While on Madeira, my husband Tom and I sought to feed our spirits with a day’s trek along its levadas. The tributaries thread together banana groves, orchards, and vineyards, tunnel through solid basalt, spiral between a series of springs and waterfalls, and criss-cross a patchwork quilt of “quintas,” as the small terraced farms clinging to the steep slopes are called here.
We quickly found ourselves in deep, primeval forest, navigating a narrow and muddy footpath, mounds of man-size ferns hanging from the hillside and brushing our faces. I experienced a Hansel and Gretel moment of feeling lost in the Forbidden Forest, when Tom elbowed me, pointing into a sea of sprawling green growth at a mythical-looking white goat gazing back at us solemnly. We laughed, he snorted and I relaxed. We continued on, marveling at the breadth of botany surrounding us, enveloped in the scents of eucalyptus and pine, soothed by the lyrical score of the gurgling water running through the levada.
We emerged from the densely-wooded area, shielding our eyes at first at the sudden bright sunshine, then opening them wide at the spectacular expanse. The gradient of the canal had been so subtle, we had no idea how high into the mountains we had come and I felt a momentary sense of vertigo at the altitude. Looking ahead, the levada hugged the hill and stretched out into the wild blue yonder and the clouds. From where the canal curled around the edge of the earth, rows upon rows of planted terraces cascaded like velvety green stairs into a deep valley below, down to a sparkling teal sea.
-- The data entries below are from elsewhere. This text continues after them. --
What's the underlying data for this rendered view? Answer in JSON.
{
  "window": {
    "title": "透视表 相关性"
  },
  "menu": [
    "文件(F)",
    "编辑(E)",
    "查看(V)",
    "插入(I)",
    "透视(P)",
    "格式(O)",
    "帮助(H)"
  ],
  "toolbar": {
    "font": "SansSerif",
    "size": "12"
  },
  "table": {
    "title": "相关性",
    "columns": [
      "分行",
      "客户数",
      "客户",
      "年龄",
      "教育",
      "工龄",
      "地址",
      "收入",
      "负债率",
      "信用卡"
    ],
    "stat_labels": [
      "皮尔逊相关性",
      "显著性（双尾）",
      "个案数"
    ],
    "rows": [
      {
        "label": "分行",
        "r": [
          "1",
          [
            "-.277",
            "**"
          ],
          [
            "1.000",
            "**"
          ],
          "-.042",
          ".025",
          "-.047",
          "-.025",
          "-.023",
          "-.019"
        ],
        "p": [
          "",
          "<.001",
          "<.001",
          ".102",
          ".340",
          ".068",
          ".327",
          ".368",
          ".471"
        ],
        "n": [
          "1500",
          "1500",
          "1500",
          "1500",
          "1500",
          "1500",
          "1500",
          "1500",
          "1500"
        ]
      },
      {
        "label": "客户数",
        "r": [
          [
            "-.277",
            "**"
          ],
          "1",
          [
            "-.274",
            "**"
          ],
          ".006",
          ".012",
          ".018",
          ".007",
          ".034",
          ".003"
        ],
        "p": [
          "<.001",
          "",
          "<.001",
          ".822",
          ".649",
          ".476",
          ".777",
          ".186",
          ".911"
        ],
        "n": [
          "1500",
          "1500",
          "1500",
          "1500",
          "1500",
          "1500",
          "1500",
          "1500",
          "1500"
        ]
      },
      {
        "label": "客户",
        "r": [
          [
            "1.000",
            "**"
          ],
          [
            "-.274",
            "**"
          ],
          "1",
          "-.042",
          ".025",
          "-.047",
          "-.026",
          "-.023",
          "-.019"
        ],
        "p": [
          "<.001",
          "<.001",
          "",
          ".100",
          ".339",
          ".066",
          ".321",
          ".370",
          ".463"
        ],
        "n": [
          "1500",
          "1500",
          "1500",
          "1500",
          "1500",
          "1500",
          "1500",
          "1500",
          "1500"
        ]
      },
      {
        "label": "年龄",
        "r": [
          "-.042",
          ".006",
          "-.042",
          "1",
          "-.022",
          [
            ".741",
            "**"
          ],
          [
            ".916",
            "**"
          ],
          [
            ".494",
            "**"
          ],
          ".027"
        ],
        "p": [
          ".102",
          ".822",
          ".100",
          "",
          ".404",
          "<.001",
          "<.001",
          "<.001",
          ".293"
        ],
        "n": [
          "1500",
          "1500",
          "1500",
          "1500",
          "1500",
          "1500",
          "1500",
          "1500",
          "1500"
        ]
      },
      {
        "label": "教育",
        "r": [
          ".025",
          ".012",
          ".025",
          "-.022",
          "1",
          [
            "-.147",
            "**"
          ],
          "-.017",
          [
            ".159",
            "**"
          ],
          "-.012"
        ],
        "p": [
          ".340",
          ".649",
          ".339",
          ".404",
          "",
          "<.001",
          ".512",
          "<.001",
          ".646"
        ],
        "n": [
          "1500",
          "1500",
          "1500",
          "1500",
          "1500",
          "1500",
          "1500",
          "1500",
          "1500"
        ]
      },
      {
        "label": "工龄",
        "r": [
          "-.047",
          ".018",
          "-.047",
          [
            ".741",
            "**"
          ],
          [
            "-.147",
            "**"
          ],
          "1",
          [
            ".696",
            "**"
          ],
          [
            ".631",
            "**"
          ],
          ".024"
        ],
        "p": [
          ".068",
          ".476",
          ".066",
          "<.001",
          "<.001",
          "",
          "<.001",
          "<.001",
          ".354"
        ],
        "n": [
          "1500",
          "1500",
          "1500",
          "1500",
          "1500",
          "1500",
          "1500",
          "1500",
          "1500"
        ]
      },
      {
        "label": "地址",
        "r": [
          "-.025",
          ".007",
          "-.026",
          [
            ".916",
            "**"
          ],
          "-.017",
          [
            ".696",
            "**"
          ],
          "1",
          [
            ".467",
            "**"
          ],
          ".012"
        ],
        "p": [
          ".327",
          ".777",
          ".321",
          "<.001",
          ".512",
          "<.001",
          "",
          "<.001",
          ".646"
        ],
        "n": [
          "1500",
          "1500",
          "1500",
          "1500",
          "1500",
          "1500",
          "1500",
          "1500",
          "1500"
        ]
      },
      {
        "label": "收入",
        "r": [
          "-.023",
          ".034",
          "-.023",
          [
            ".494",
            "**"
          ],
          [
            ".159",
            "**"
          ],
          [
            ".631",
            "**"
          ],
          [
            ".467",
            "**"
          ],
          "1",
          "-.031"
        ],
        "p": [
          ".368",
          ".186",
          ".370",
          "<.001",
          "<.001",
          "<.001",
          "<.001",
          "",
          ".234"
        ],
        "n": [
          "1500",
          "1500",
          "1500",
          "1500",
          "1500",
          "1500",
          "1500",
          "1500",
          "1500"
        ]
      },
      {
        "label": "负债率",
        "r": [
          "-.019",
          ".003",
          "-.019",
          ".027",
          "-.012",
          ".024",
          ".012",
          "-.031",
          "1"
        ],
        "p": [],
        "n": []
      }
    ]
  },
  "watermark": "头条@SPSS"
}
Despite the warmth of the day, smoke rose from the chimneys of red-roofed farmhouses dotting the landscape. Like a slow-motion pinball, we meandered downward from one to the next, past small, cultivated plots of land, abundant with cabbage, beans, and corn. Apple and banana trees, bushes of raspberries and blueberries grew wild alongside modest vineyards. Like sprouts shooting from a stem, mini canals branched off the levada into each patch of property, from which the liquid nourishment would be released.
Later, emerging to the main road and civilization, we found ourselves in the midst of a Catholic feast celebration, the street strung with multi-colored lights and bobbing balloons, and lined with smoking grills, lively folk music filling the air, smiling faces.
There is indeed a wisdom in this round world of ours–whether sparing us some of life’s pain before we are capable of coping with it, or surprising us with unplanned joys felt more deeply when unexpected, or simply giving us some space between the two.
For more images of Madeira, see my Visions of Madeira Travel Photos.